According to a report on Sunday, volunteers spent the day searching for the 10 abandoned dogs, without any luck. The saddest part of this story may be the fact that there was an alternative: “Volunteers
with the Humane Society of the Delta say they offered to take the dogs
from the animal shelter and foster them, but the dogs were set loose by
the time they arrived.” (ArkansasMatters.com)
While it’s unusual
to see an elected official — in America, in the 21st century —
issuing a press release that describes abandoning pets in a forest as
“releas(ing) them to freedom”
— as opposed to the more accurate description, “releasing them to die,
terrified, of starvation, hypothermia, disease and predation” — the
belief that domestic animals can fend for themselves in the wild is
sadly all too common.
Cats, rabbits, birds, reptiles, horses and other pets are frequently released outdoors by irresponsible individuals who mistakenly believe they can survive on their own, relying on natural instincts that have been bred out of them generations ago, or that they’ve never learned in a lifetime of captivity.
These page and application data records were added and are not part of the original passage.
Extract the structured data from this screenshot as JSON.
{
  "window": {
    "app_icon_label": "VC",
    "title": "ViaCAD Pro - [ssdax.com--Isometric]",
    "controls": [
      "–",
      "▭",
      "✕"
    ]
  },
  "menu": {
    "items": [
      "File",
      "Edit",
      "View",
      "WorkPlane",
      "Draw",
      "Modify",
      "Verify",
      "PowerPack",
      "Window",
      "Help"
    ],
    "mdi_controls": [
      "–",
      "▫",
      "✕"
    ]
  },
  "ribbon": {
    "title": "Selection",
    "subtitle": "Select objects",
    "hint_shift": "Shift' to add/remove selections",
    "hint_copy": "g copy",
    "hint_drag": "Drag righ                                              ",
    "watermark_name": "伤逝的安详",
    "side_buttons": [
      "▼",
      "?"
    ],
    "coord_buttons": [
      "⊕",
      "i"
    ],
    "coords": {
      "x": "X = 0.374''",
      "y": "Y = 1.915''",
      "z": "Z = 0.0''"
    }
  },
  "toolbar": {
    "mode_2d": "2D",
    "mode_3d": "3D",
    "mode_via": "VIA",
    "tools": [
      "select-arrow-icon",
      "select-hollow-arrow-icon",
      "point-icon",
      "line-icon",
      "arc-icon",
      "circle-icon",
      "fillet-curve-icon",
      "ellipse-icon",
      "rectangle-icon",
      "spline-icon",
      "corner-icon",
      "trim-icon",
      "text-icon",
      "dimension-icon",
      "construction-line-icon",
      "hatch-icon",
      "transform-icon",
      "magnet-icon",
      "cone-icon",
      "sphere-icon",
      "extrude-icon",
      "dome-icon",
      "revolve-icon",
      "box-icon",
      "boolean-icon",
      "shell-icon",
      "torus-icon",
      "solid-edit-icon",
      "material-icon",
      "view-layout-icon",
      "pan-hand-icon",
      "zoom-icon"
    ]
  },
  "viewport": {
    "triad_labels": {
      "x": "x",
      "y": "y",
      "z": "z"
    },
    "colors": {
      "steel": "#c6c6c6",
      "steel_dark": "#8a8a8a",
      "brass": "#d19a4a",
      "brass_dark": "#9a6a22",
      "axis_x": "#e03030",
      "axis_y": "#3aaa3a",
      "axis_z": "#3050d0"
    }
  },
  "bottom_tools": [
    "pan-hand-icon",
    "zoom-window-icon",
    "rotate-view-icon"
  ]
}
As sad as it is when I see an owner relinquishing a pet to a shelter, I have to remind myself that it’s better than the alternative.